Four years following the Tua massacre, Ruiz went on a tear of his own. Ruiz won 11 consecutive bouts to position himself as the No. 1-ranked heavyweight title contender.

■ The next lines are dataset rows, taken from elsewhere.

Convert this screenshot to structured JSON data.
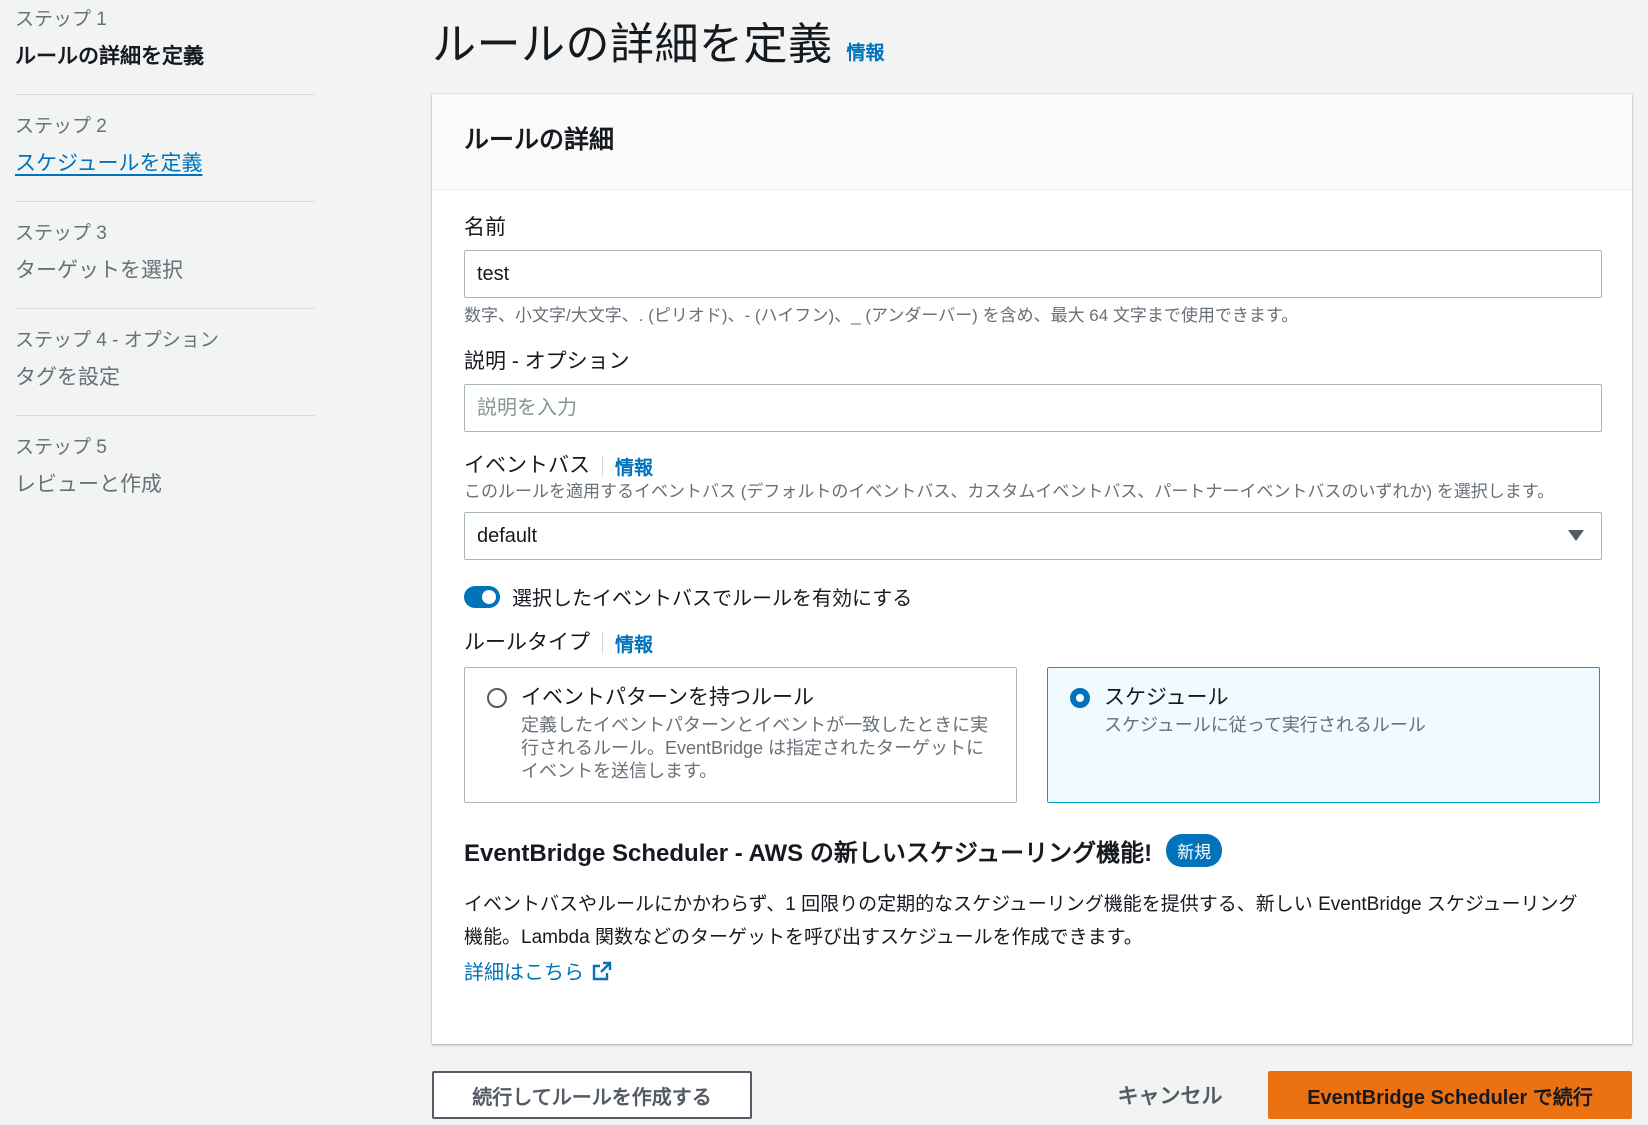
{
  "sidebar": {
    "steps": [
      {
        "num": "ステップ 1",
        "title": "ルールの詳細を定義"
      },
      {
        "num": "ステップ 2",
        "title": "スケジュールを定義"
      },
      {
        "num": "ステップ 3",
        "title": "ターゲットを選択"
      },
      {
        "num": "ステップ 4 - オプション",
        "title": "タグを設定"
      },
      {
        "num": "ステップ 5",
        "title": "レビューと作成"
      }
    ]
  },
  "header": {
    "title": "ルールの詳細を定義",
    "info": "情報"
  },
  "panel": {
    "title": "ルールの詳細",
    "name": {
      "label": "名前",
      "value": "test",
      "hint": "数字、小文字/大文字、. (ピリオド)、- (ハイフン)、_ (アンダーバー) を含め、最大 64 文字まで使用できます。"
    },
    "description": {
      "label": "説明 - オプション",
      "placeholder": "説明を入力"
    },
    "event_bus": {
      "label": "イベントバス",
      "info": "情報",
      "hint": "このルールを適用するイベントバス (デフォルトのイベントバス、カスタムイベントバス、パートナーイベントバスのいずれか) を選択します。",
      "value": "default"
    },
    "toggle_label": "選択したイベントバスでルールを有効にする",
    "rule_type": {
      "label": "ルールタイプ",
      "info": "情報",
      "options": [
        {
          "title": "イベントパターンを持つルール",
          "desc": "定義したイベントパターンとイベントが一致したときに実行されるルール。EventBridge は指定されたターゲットにイベントを送信します。"
        },
        {
          "title": "スケジュール",
          "desc": "スケジュールに従って実行されるルール"
        }
      ]
    },
    "promo": {
      "title": "EventBridge Scheduler - AWS の新しいスケジューリング機能!",
      "badge": "新規",
      "body": "イベントバスやルールにかかわらず、1 回限りの定期的なスケジューリング機能を提供する、新しい EventBridge スケジューリング機能。Lambda 関数などのターゲットを呼び出すスケジュールを作成できます。",
      "link": "詳細はこちら"
    }
  },
  "footer": {
    "secondary": "続行してルールを作成する",
    "cancel": "キャンセル",
    "primary": "EventBridge Scheduler で続行"
  },
  "colors": {
    "accent": "#0073bb",
    "primary_button": "#ec7211"
  },
  "icons": {
    "external_link": "external-link-icon",
    "select_caret": "caret-down-icon"
  }
}
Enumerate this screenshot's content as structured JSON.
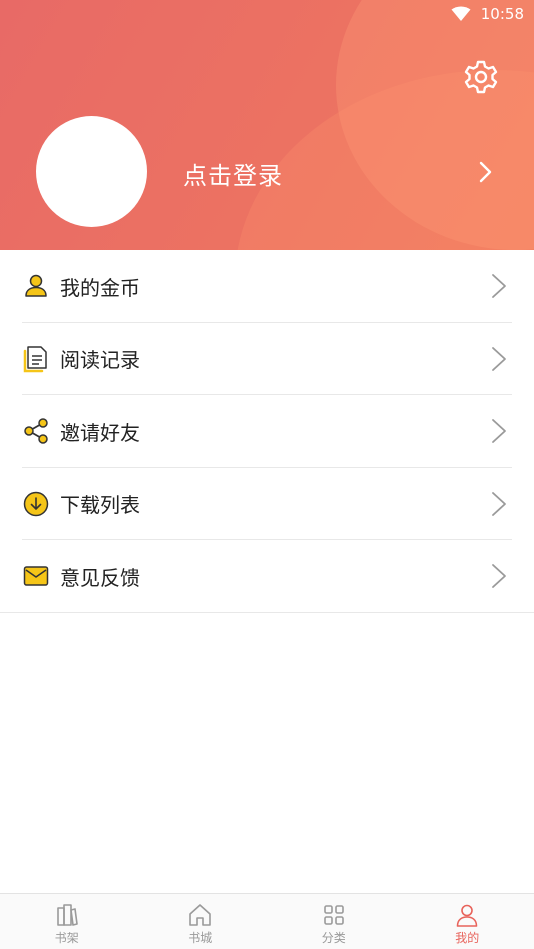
{
  "status_bar": {
    "time": "10:58",
    "wifi_icon": "wifi-icon"
  },
  "header": {
    "login_text": "点击登录",
    "settings_icon": "gear-icon",
    "colors": {
      "bg_start": "#e86a66",
      "bg_end": "#f07a5e"
    }
  },
  "menu": {
    "items": [
      {
        "label": "我的金币",
        "icon": "person-icon"
      },
      {
        "label": "阅读记录",
        "icon": "document-icon"
      },
      {
        "label": "邀请好友",
        "icon": "share-icon"
      },
      {
        "label": "下载列表",
        "icon": "download-icon"
      },
      {
        "label": "意见反馈",
        "icon": "mail-icon"
      }
    ],
    "icon_color": "#f5c518"
  },
  "tabbar": {
    "tabs": [
      {
        "label": "书架",
        "icon": "bookshelf-icon",
        "active": false
      },
      {
        "label": "书城",
        "icon": "home-icon",
        "active": false
      },
      {
        "label": "分类",
        "icon": "grid-icon",
        "active": false
      },
      {
        "label": "我的",
        "icon": "user-icon",
        "active": true
      }
    ],
    "active_color": "#e8635b"
  }
}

In August 2000, Ruiz challenged Holyfield and lost a disputed 12-round decision.

Eventually, Ruiz would unseat Holyfield of the WBA title in March 2001 and would battle Evander once more in that same year to a closely contested draw after 12 rounds.

Ruiz has fought the best: Roy Jones, Jr., James Toney, Hasim Rahman, 7′ 3,”325-pound Nikolai Valuev, Ruslan Chagaev,Fres Oquendo, Kirk Johnson, and foul-Pole, Andrew Golota.

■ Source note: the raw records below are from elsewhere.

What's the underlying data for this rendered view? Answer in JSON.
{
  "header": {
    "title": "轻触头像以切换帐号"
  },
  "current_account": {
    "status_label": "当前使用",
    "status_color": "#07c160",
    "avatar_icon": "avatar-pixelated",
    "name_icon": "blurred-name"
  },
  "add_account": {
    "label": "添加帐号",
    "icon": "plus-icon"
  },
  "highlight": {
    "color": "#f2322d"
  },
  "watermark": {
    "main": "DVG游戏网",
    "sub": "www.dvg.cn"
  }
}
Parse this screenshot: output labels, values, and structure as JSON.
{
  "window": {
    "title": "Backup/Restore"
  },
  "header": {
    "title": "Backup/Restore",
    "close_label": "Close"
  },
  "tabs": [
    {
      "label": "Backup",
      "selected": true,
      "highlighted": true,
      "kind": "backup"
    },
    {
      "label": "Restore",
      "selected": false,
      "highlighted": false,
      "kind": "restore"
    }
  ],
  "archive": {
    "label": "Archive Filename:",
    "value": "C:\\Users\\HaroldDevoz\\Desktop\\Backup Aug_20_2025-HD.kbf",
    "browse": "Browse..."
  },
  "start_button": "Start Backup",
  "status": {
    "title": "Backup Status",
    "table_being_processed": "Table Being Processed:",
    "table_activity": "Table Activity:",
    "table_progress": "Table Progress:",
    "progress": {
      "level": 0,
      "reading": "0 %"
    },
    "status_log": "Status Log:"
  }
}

Ruiz’ career ended last November after a failed bid to regain the WBA heavyweight championship from David Haye (TKO by 9).

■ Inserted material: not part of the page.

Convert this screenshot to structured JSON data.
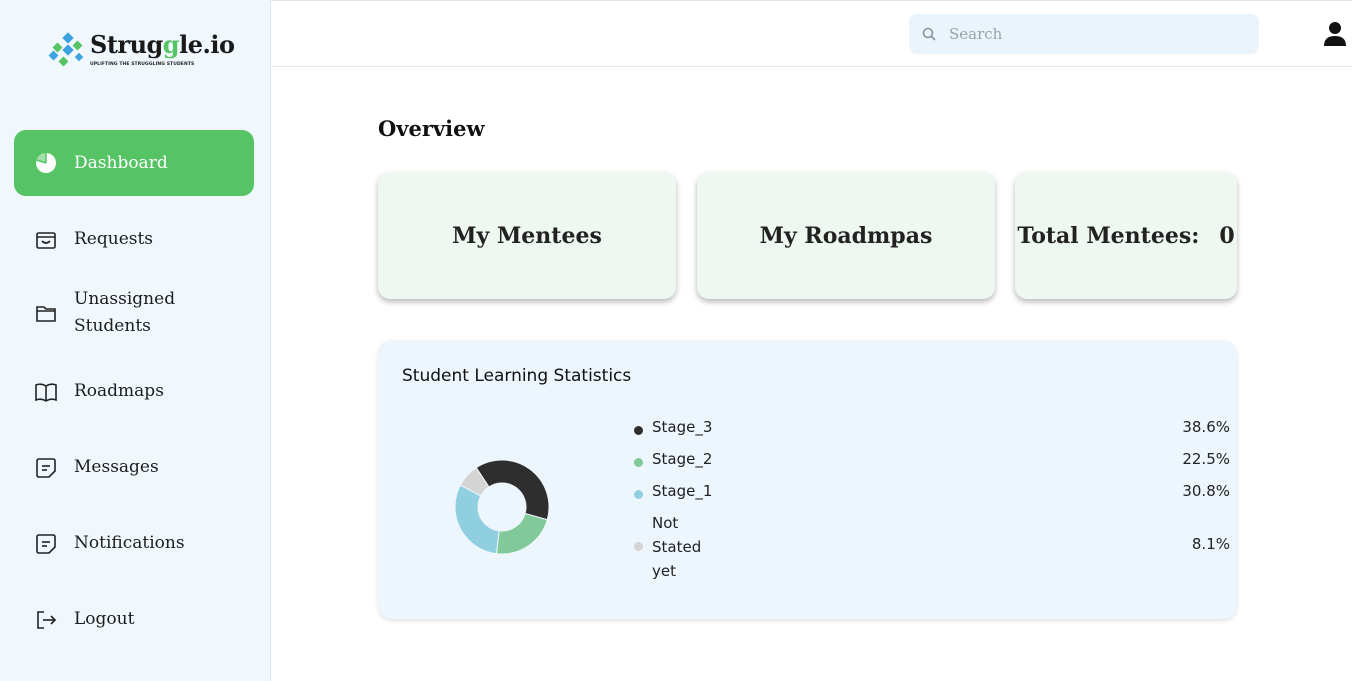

For more information about the “Quietman Sports Gym” or “Quietman Sports” consulting, log onto to www.JohnTheQuietmanRuiz.com and click on JQR.com.

Klitschko-Haye on July 2, HBO will televise

The world heavyweight championship unification bout between unified IBF/WBO heavyweight champion Wladimir Klitschko (55-3, 49 KOs) and WBA titlist David Haye (25-1, 23 KOs) will commence from Imtech Arena in Hamburg, Germany on Saturday, July 2. HBO will be one of 150 countries televising the bout live beginning at 4:45 PM and on tape-delay beginning at 10 PM.

Klitschko-Haye will serve as the first heavyweight unification bout since February 2008 when Klitschko outpointed Sultan Ibragimov to unify the IBF/WBO belts at Madison Square Garden, New York City.

The clash between the titanic 6′ 7,” 245-pound Klitschko and the much smaller Haye has been the talk within boxing circles for at least two years. There is a general dislike between the Ukrainian star champion and his English counterpart. Haye once depicted t-shirts of himself holding severed heads of both Wladimir and Vitali Klitschko. Haye has chastised the Klitschko’s saying they are “boring” and have “killed boxing.” Wladimir once promised to give Haye a “pizza face.”

Klitschko-Haye should be a very intriguing fight. It’s a dangerous fight for both fighters, as they have a ton of power and can hit very hard.

It will be very interesting to see whether Haye along with trainer/manager Adam Booth can devise a game-plan that will allow them to surpass the lengthy left jab and powerful right hand of Klitschko. Haye is fast, but Wladimir is fast too for a heavyweight. Wladimir is also effective when he is applying relentless pressure he way he did against Eddie Chambers, Tonnny Thompson, Hasim Rahman, and Samuel Peter in recent fights. Wladimir should win, but Haye definitely has a punchers’ chance because of his quick hands, accuracy, and power.